  19. Chlorinated and Non chlorinated-Volatile Organic Compounds (Vocs) in Drinking Water of Peninsular Malaysia

    International Nuclear Information System (INIS)

    Mohd Pauzi Abdullah; Chian, S.S.

    2011-01-01

    A survey undertaken in Peninsular Malaysia has shown that volatile organic compounds (VOCs), both chlorinated and non-chlorinated, are present in selected drinking water samples. In this study, analyses of VOCs were performed by means of solid phase micro extraction (SPME) with a 100 μm polydimethylsiloxane (PDMS) fibre followed by gas chromatography - mass spectrometry detector (GC-MSD). Samples from different points of the distribution system networks were taken and analysed for 54 VOCs of different chemical families. The results of the study indicated that chloroform constituted the major portion of the VOCs in all samples analysed. In addition to trihalo methanes (THMs), other abundant compounds detected were cis and trans-1,2-dichloroethylene, trichloroethylene, 1,2-dibromoethane, benzene, toluene, ethylbenzene, chlorobenzene, 1,4-dichlorobenzene and 1,2-dichlorobenzene. However, the measured concentrations did not exceed the National Guideline for Drinking Water Quality 2000 in any case. No clear relationship between the status of development of a state in Malaysia to the levels and types of VOCs detected in its drinking water was noted. Nevertheless, the finding of anthropogenic chemicals, even at low concentrations, gave credibility to the viewpoint that improper development and disposal practices threatened the purity of the drinking water. (author)

  20. Inactivation Effect of Antibiotic-Resistant Gene Using Chlorine Disinfection

    Directory of Open Access Journals (Sweden)

    Takashi Furukawa

    2017-07-01

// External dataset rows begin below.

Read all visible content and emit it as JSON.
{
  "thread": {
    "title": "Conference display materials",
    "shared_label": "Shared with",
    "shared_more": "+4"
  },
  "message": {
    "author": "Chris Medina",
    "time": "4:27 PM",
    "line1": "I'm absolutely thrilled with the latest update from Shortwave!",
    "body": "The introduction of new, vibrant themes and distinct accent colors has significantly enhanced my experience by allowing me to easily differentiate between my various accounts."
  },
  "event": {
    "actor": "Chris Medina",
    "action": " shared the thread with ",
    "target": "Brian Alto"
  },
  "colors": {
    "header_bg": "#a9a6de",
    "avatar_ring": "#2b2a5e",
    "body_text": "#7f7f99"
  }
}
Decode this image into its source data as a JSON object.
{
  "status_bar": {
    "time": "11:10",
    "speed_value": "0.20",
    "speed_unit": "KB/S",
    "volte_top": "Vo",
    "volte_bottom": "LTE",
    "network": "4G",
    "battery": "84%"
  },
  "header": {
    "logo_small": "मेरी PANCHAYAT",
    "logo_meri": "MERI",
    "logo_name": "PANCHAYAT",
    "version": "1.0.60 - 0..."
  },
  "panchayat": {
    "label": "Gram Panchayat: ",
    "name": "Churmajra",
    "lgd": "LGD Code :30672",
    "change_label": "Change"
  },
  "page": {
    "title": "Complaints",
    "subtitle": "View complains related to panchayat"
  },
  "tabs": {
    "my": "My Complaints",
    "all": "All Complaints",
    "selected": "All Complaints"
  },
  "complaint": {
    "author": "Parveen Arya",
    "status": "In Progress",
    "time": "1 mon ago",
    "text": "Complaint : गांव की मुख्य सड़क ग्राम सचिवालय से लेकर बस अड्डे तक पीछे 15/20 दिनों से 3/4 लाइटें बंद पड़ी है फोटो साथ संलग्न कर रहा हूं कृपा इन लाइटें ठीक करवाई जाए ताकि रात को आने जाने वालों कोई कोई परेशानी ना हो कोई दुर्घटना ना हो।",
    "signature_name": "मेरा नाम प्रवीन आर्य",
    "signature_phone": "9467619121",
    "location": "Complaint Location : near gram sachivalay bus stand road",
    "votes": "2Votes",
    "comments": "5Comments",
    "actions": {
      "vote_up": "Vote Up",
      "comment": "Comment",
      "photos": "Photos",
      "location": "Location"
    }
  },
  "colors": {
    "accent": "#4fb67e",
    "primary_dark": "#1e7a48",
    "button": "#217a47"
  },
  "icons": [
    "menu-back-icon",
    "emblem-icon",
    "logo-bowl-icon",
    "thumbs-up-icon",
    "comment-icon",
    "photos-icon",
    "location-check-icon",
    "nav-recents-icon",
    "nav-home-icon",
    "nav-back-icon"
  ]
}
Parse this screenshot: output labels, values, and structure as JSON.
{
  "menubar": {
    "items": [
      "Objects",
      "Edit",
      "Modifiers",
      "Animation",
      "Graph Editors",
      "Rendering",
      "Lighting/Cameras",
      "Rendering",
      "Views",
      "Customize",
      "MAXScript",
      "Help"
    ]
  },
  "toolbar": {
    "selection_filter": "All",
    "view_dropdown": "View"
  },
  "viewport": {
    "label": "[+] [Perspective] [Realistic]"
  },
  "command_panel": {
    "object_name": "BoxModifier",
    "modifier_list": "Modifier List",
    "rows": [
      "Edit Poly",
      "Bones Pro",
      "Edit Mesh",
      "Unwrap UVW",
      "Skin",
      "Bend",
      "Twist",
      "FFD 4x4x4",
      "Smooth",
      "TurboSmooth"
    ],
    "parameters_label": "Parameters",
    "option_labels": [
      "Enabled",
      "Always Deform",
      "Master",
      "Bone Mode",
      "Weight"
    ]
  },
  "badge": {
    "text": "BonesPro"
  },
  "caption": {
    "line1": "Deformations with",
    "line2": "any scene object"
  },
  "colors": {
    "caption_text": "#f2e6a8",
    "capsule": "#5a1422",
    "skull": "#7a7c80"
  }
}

    Full Text Available The aim of this study was to elucidate the inactivation effects on the antibiotic-resistance gene (vanA of vancomycin-resistant enterococci (VRE using chlorination, a disinfection method widely used in various water treatment facilities. Suspensions of VRE were prepared by adding VRE to phosphate-buffered saline, or the sterilized secondary effluent of a wastewater treatment plant. The inactivation experiments were carried out at several chlorine concentrations and stirring time. Enterococci concentration and presence of vanA were determined. The enterococci concentration decreased as chlorine concentrations and stirring times increased, with more than 7.0 log reduction occurring under the following conditions: 40 min stirring at 0.5 mg Cl2/L, 20 min stirring at 1.0 mg Cl2/L, and 3 min stirring at 3.0 mg Cl2/L. In the inactivation experiment using VRE suspended in secondary effluent, the culturable enterococci required much higher chlorine concentration and longer treatment time for complete disinfection than the cases of suspension of VRE. However, vanA was detected in all chlorinated suspensions of VRE, even in samples where no enterococcal colonies were present on the medium agar plate. The chlorine disinfection was not able to destroy antibiotic-resistance genes, though it can inactivate and decrease bacterial counts of antibiotic-resistant bacteria (ARB. Therefore, it was suggested that remaining ARB and/or antibiotic-resistance gene in inactivated bacterial cells after chlorine disinfection tank could be discharged into water environments.